Emotional Eating and the Holidays – Looking at Emotional Eating and Stress Management in a Different Way
The holidays can often sneak up on us, and so can holiday stress. On top of the stress of making travel plans, coping with family tension, and the financial strains of holiday shopping we also worry a lot about holiday foods. There are a lot of “helpful” websites out there that give advice about emotional eating during the holidays, but most of them are aimed at ways to maintain your diet and not gain weight. In my experience as a therapist specializing in the treatment of Eating Disorders, focusing just on emotional eating in terms of weight gain or weight loss is not enough. We need to look at what emotional eating really is and how it functions during the holidays. Understanding it can help us feel like emotional eating is more manageable and not such a scary, powerful thing.
1. ACKNOWLEDGE THE REASON WHY EMOTIONAL EATING EXISTS: Emotional eating happens for a reason, and it is a good reason. We all have emotional needs. It is part of being human. We come across stressful situations in our lives and we look for ways to meet those needs and cope with stress. Finding ways to meet those needs in healthy ways is much harder than it sounds. It is more common to look for ways to cope that make us feel good physically, which often involves using food. That is not necessarily a bad thing, but often it just is not enough. Filling an emotional need with a physical feeling often only helps in the short term.
2. LET GO OF BLAMING YOURSELF: After acknowledging that food is being used to fill an emotional need, the second and most important step is to have compassion for yourself. You are not a “bad person” for wanting to feel better. In the dieting world, it is seen as “bad” to “go off track” and eat “bad foods”. Let go of the idea that certain foods are bad and that you should feel guilty for breaking the “rules” of your diet. Instead, contemplate the reason why you are reaching for the foods you are craving. For most people, the holidays are a mixture of comforting, happy memories, stressful, difficult memories (especially if you have lost a loved one) and high expectations for a “perfect holiday”. Those are not easy things to deal with. Let yourself off the hook and try to let go of any unrealistic expectations that are causing you stress.
3. TAKE CARE OF YOUR STRESS DIRECTLY, NOT INDIRECTLY: If you are having a hard time during the holiday season, let yourself make your emotional needs a priority. Ways to directly deal with your stress is to talk about it, spend time with people who do not add to your stress levels, and schedule some time just for yourself. Sometimes just having a few brief moments of quiet time in a peaceful place can make a world of difference. The holidays can become so hectic and busy that we often put our own needs last. The less we directly deal with our own stress levels, the more we rely on indirect ways to cope, which can lead to using food, alcohol, or other ways to “escape”. Trying to escape our stress does not provide an adequate outlet for us to process our emotions. If you are having a hard time grieving the loss of a loved one around the holidays, it can be useful to look at the positive side of emotional eating. If a certain food reminds you of the person you have lost, let yourself enjoy those foods and remember your loved one. Combine this ritual with writing a letter to your loved one, writing in a journal, or talking with someone who understands how much you miss that person. Taking care of yourself is just as important as your other obligations this holiday season.
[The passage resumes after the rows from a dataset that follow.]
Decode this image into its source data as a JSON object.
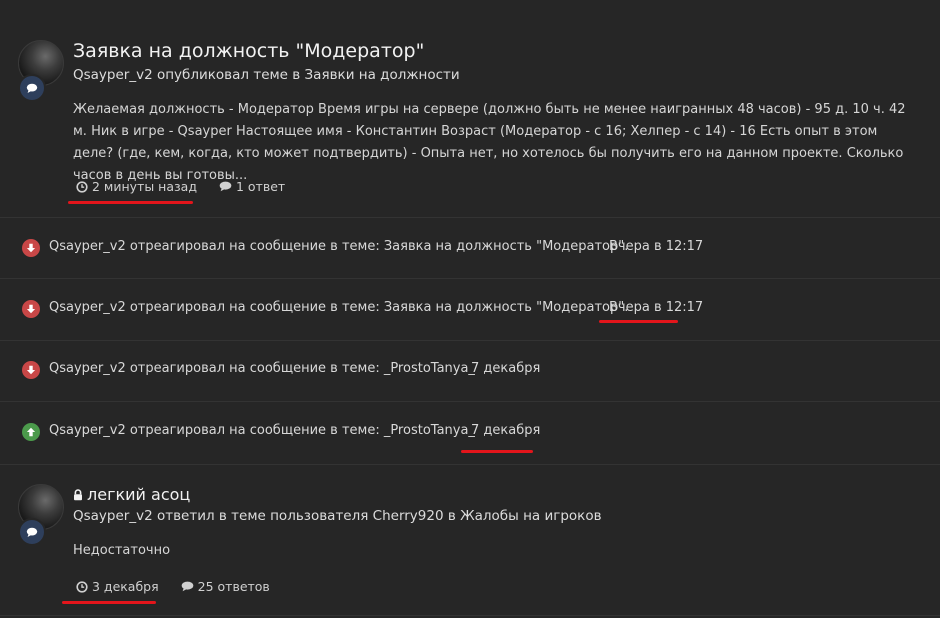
{
  "posts": [
    {
      "title": "Заявка на должность \"Модератор\"",
      "subtitle": "Qsayper_v2 опубликовал теме в Заявки на должности",
      "body": "Желаемая должность - Модератор Время игры на сервере (должно быть не менее наигранных 48 часов) - 95 д. 10 ч. 42 м. Ник в игре - Qsayper Настоящее имя - Константин Возраст (Модератор - с 16; Хелпер - с 14) - 16 Есть опыт в этом деле? (где, кем, когда, кто может подтвердить) - Опыта нет, но хотелось бы получить его на данном проекте. Сколько часов в день вы готовы...",
      "time": "2 минуты назад",
      "replies": "1 ответ",
      "locked": false
    },
    {
      "title": "легкий асоц",
      "subtitle": "Qsayper_v2 ответил в теме пользователя Cherry920 в Жалобы на игроков",
      "body": "Недостаточно",
      "time": "3 декабря",
      "replies": "25 ответов",
      "locked": true
    }
  ],
  "reactions": [
    {
      "type": "down",
      "text": "Qsayper_v2 отреагировал на сообщение в теме: Заявка на должность \"Модератор\".",
      "date": "Вчера в 12:17"
    },
    {
      "type": "down",
      "text": "Qsayper_v2 отреагировал на сообщение в теме: Заявка на должность \"Модератор\".",
      "date": "Вчера в 12:17"
    },
    {
      "type": "down",
      "text": "Qsayper_v2 отреагировал на сообщение в теме: _ProstoTanya_",
      "date": "7 декабря"
    },
    {
      "type": "up",
      "text": "Qsayper_v2 отреагировал на сообщение в теме: _ProstoTanya_",
      "date": "7 декабря"
    }
  ],
  "colors": {
    "background": "#262626",
    "reaction_down": "#c84747",
    "reaction_up": "#4b9a4b",
    "highlight_underline": "#e3151b",
    "avatar_badge": "#2e3f5c"
  }
}
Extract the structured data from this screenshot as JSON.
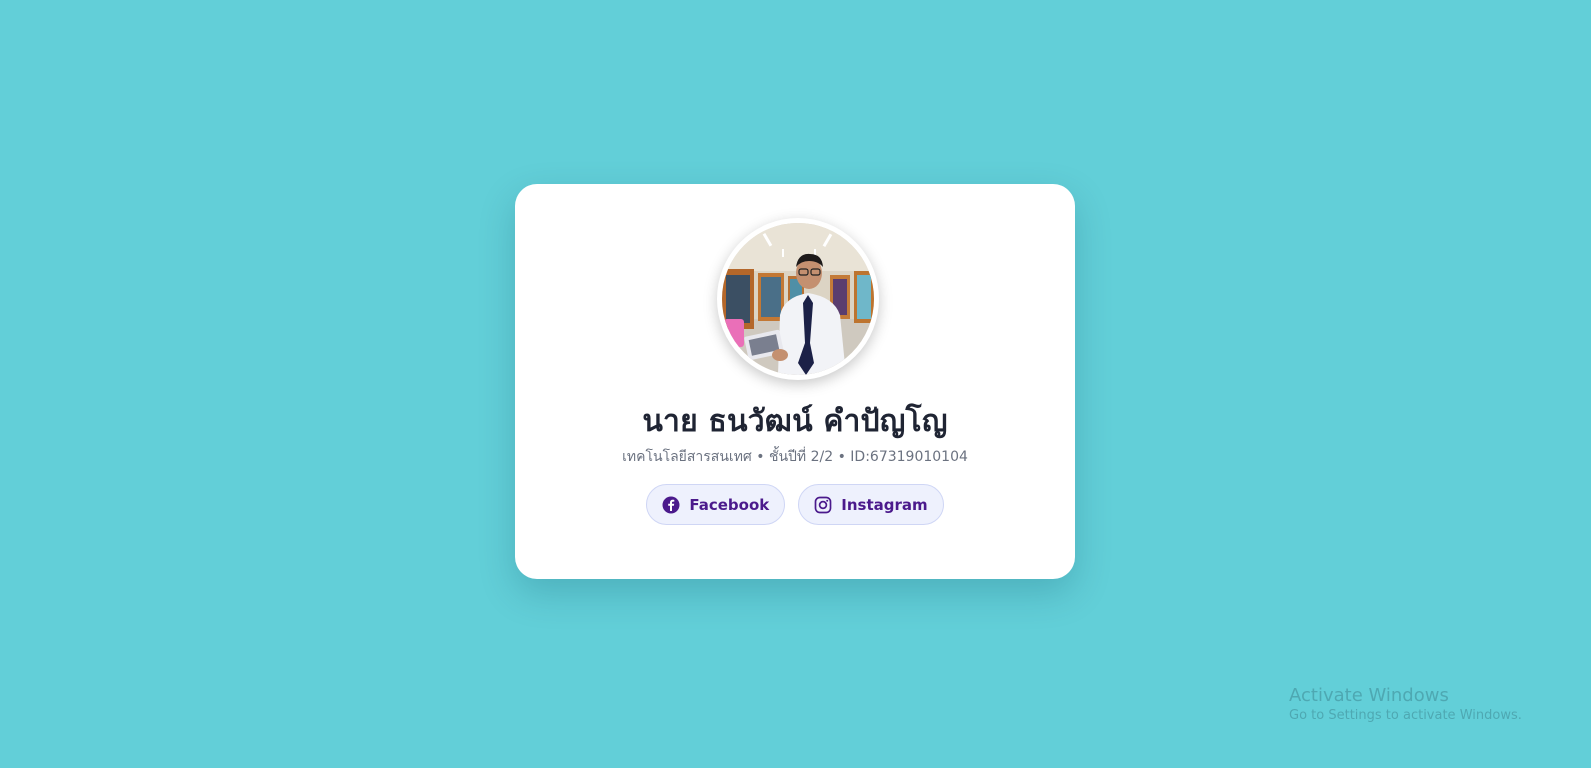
{
  "profile": {
    "name": "นาย ธนวัฒน์ คำปัญโญ",
    "meta": "เทคโนโลยีสารสนเทศ • ชั้นปีที่ 2/2 • ID:67319010104",
    "avatar_icon": "profile-photo"
  },
  "links": [
    {
      "label": "Facebook",
      "icon": "facebook-icon"
    },
    {
      "label": "Instagram",
      "icon": "instagram-icon"
    }
  ],
  "watermark": {
    "title": "Activate Windows",
    "subtitle": "Go to Settings to activate Windows."
  },
  "colors": {
    "background": "#62cfd8",
    "card": "#ffffff",
    "button_bg": "#eef1fd",
    "button_text": "#4b1a8c"
  }
}
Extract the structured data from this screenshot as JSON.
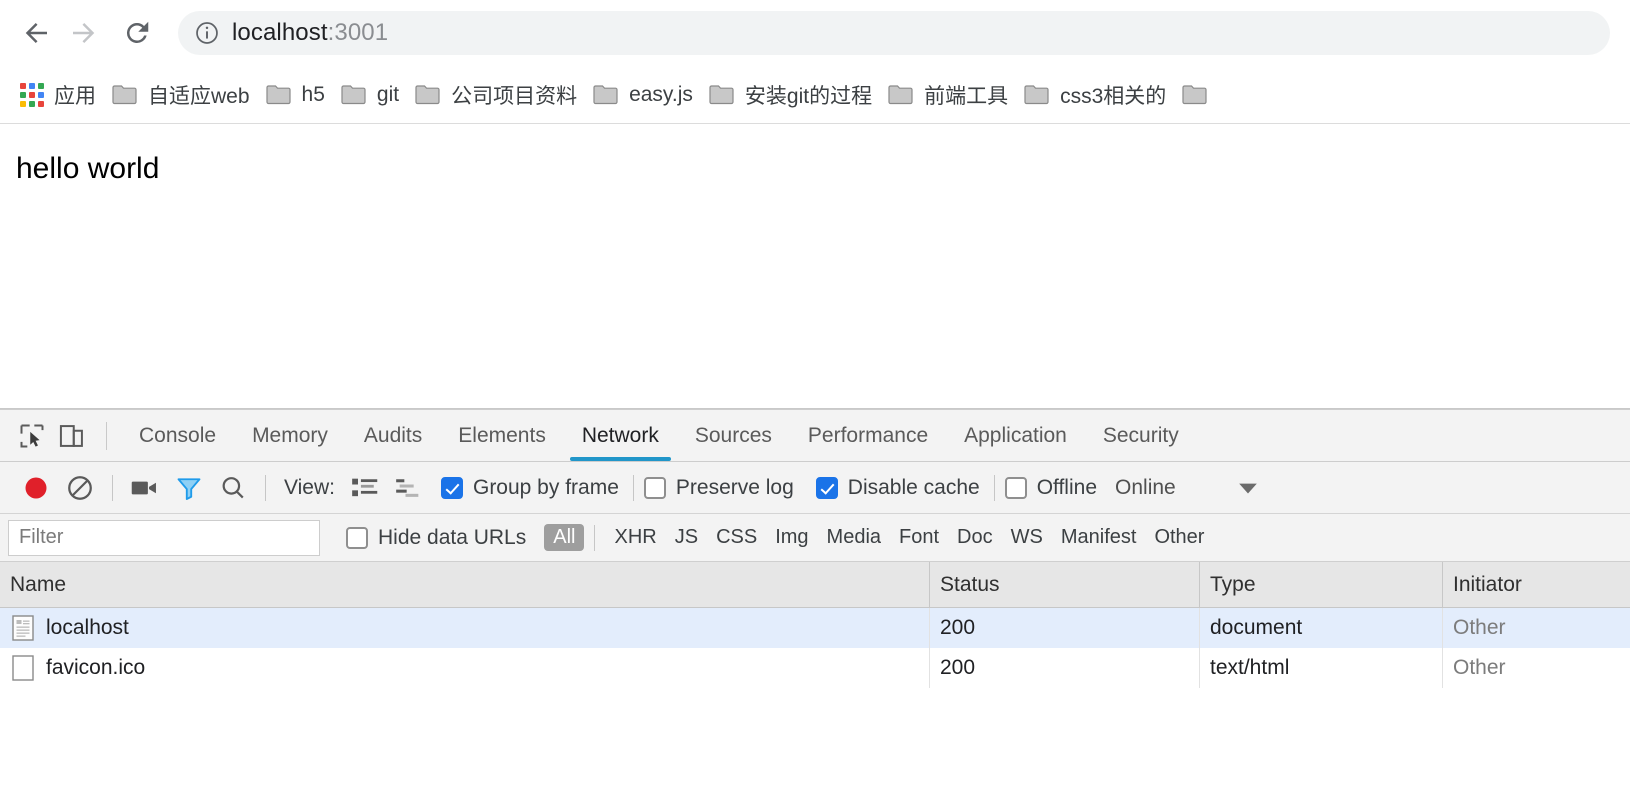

4. MAYBE I NEED MORE SUPPORT? For approximately eleven million Americans, emotional eating is part of an eating disorder (National Eating Disorder Association, www.nationaleatingdisorders.org). Eating disorders can range in severity levels and unfortunately eating disorders can be misunderstood and many people do not seek out the help that they need. If you feel like emotional eating is truly out of control or if food and weight is dominating your thoughts throughout the day, it is worth your time to talk to a professional who specializes in helping people with Eating Disorders. You can find an Eating Disorder specialist in your area through the website www.EDreferral.com.